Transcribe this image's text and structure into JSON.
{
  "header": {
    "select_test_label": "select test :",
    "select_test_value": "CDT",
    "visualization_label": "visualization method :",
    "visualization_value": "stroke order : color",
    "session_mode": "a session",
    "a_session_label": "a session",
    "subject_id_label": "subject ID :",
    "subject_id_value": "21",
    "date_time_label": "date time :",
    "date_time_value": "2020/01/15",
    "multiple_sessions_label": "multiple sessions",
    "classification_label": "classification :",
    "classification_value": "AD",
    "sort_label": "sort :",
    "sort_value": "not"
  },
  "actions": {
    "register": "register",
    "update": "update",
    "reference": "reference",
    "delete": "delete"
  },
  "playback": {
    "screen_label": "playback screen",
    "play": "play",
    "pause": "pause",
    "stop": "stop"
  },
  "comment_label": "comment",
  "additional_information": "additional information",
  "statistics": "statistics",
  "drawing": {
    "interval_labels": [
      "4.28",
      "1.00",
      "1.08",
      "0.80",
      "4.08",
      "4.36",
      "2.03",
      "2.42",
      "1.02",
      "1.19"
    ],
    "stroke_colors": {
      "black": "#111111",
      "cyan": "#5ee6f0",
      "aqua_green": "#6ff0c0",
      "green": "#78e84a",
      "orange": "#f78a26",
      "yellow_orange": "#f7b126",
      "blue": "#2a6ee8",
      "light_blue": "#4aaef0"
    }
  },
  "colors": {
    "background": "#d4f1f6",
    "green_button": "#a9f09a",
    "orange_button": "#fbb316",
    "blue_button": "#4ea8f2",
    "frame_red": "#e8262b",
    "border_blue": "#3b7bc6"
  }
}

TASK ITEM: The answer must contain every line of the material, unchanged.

EXPECTED OUTPUT:
Transcribe this image's text and structure into JSON.
{
  "header": {
    "select_test_label": "select test :",
    "select_test_value": "CDT",
    "visualization_label": "visualization method :",
    "visualization_value": "stroke order : color",
    "session_mode": "a session",
    "a_session_label": "a session",
    "subject_id_label": "subject ID :",
    "subject_id_value": "21",
    "date_time_label": "date time :",
    "date_time_value": "2020/01/15",
    "multiple_sessions_label": "multiple sessions",
    "classification_label": "classification :",
    "classification_value": "AD",
    "sort_label": "sort :",
    "sort_value": "not"
  },
  "actions": {
    "register": "register",
    "update": "update",
    "reference": "reference",
    "delete": "delete"
  },
  "playback": {
    "screen_label": "playback screen",
    "play": "play",
    "pause": "pause",
    "stop": "stop"
  },
  "comment_label": "comment",
  "additional_information": "additional information",
  "statistics": "statistics",
  "drawing": {
    "interval_labels": [
      "4.28",
      "1.00",
      "1.08",
      "0.80",
      "4.08",
      "4.36",
      "2.03",
      "2.42",
      "1.02",
      "1.19"
    ],
    "stroke_colors": {
      "black": "#111111",
      "cyan": "#5ee6f0",
      "aqua_green": "#6ff0c0",
      "green": "#78e84a",
      "orange": "#f78a26",
      "yellow_orange": "#f7b126",
      "blue": "#2a6ee8",
      "light_blue": "#4aaef0"
    }
  },
  "colors": {
    "background": "#d4f1f6",
    "green_button": "#a9f09a",
    "orange_button": "#fbb316",
    "blue_button": "#4ea8f2",
    "frame_red": "#e8262b",
    "border_blue": "#3b7bc6"
  }
}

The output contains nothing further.